Saint Catherine’s Monastery was built between 548 and 565, and is one of the oldest working Christian monasteries in the world. The site lies at the mouth of a gorge at the foot of Mount Sinai, beneath the mountain where God is said to have revealed the Ten Commandments to Moses. The site contains the world’s oldest continuously operating library, hosting many important unique books, codices, and manuscripts, outnumbered only by the Vatican Library. Researchers from the Early Manuscripts Electronic Library (EMEL) in California onsite at the monastery have uncovered ancient works hidden underneath monastery scriptures using imaging technology.
EMEL scientists behind the research, believe that the imaging methods used could reveal many other lost texts and hail a “new golden age of discovery.” Monks originally wrote their texts down on parchments in ancient languages, which were later rubbed off and used to write Bible text by future generations who spoke in more modern languages. A manuscript or piece of writing material on which the original writing has been erased to make room for later writing but of which original traces remain is called palimpsests.
Researchers took photographs of the palimpsests using spectral imaging, which collects detailed color data and put the electronic images through a computer algorithm to identify and paleographically describe the erased texts.
The method allows them to see the first writing laid down on the manuscripts, which at the time were highly prized, before they were re-purposed in later years. The earliest copies of some texts from famed Greek physician Hippocrates, the “Father of Modern Medicine” were uncovered by the EMEL scientists, as well as ancient Greek medical texts that were previously unknown.

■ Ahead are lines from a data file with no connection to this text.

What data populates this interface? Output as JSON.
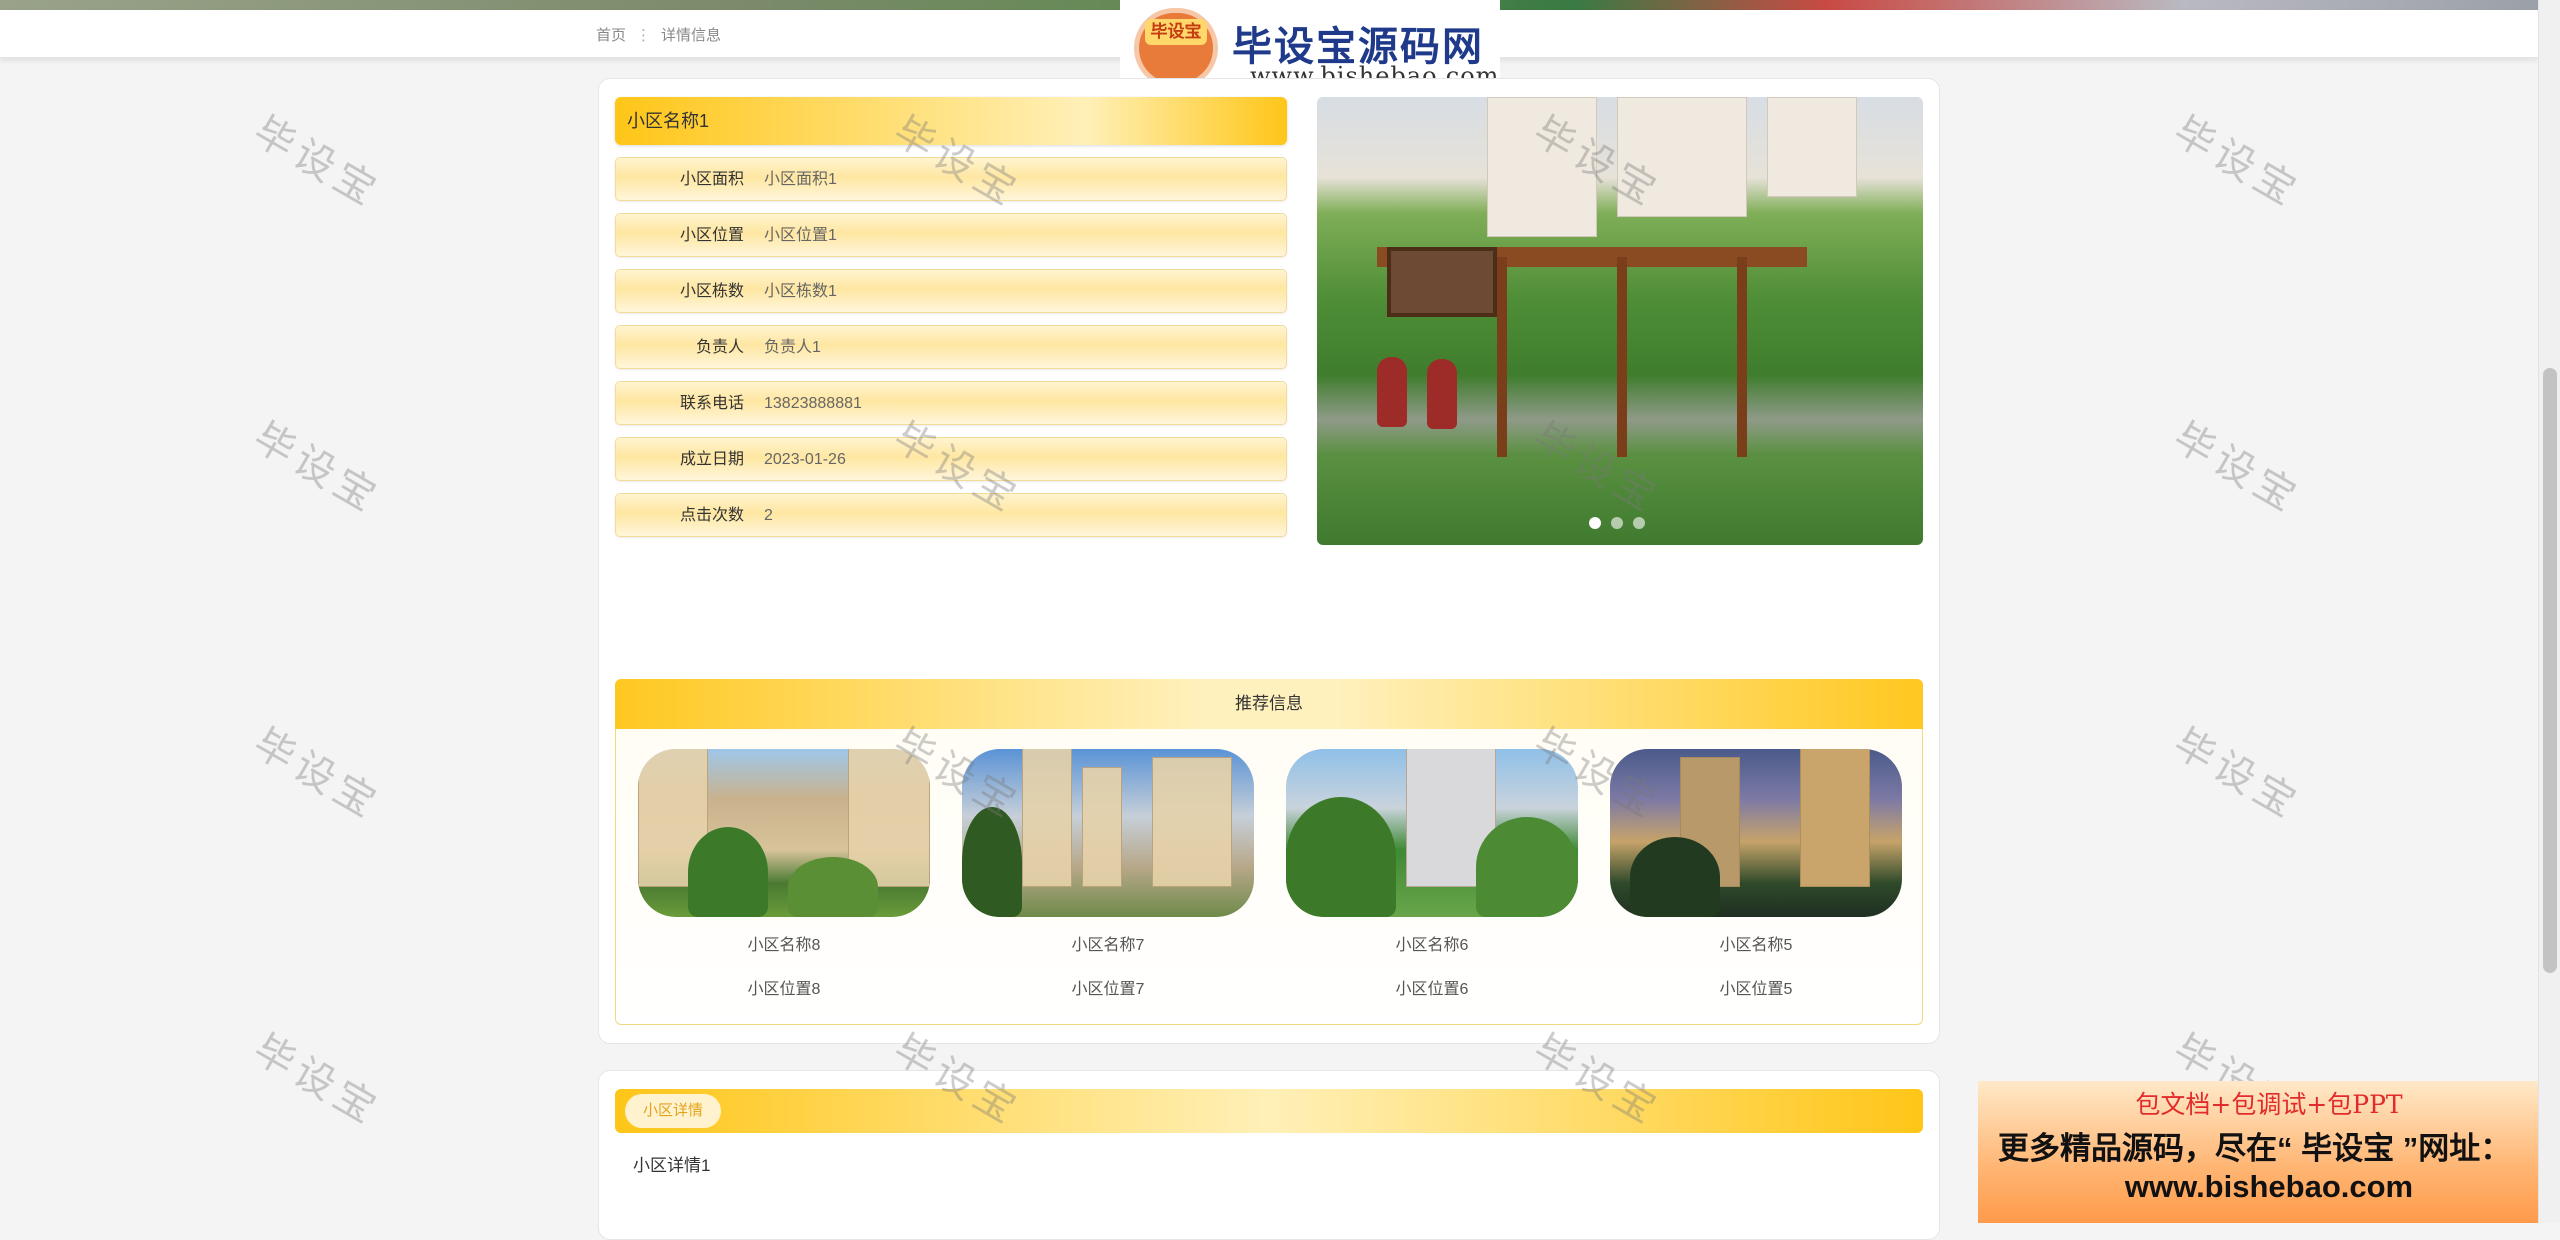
{
  "breadcrumb": {
    "home": "首页",
    "separator": "⋮",
    "current": "详情信息"
  },
  "logo": {
    "badge": "毕设宝",
    "title": "毕设宝源码网",
    "url": "www.bishebao.com"
  },
  "detail": {
    "name": "小区名称1",
    "fields": [
      {
        "label": "小区面积",
        "value": "小区面积1"
      },
      {
        "label": "小区位置",
        "value": "小区位置1"
      },
      {
        "label": "小区栋数",
        "value": "小区栋数1"
      },
      {
        "label": "负责人",
        "value": "负责人1"
      },
      {
        "label": "联系电话",
        "value": "13823888881"
      },
      {
        "label": "成立日期",
        "value": "2023-01-26"
      },
      {
        "label": "点击次数",
        "value": "2"
      }
    ]
  },
  "carousel": {
    "slides": 3,
    "active": 1
  },
  "recommend": {
    "title": "推荐信息",
    "items": [
      {
        "name": "小区名称8",
        "location": "小区位置8"
      },
      {
        "name": "小区名称7",
        "location": "小区位置7"
      },
      {
        "name": "小区名称6",
        "location": "小区位置6"
      },
      {
        "name": "小区名称5",
        "location": "小区位置5"
      }
    ]
  },
  "description": {
    "tab": "小区详情",
    "text": "小区详情1"
  },
  "watermark": "毕设宝",
  "ad": {
    "line1": "包文档+包调试+包PPT",
    "line2": "更多精品源码，尽在“ 毕设宝 ”网址：",
    "line3": "www.bishebao.com"
  },
  "colors": {
    "accent": "#ffc618",
    "accent_light": "#fff0b8",
    "tab_text": "#e6a21a",
    "ad_red": "#e22b2b"
  }
}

One of the ancient languages found on the palimpsests is Caucasian Albanian, used in 6th–8th century, which had only been known from scattered stone tablets that are believed to be an early Christian lectionary.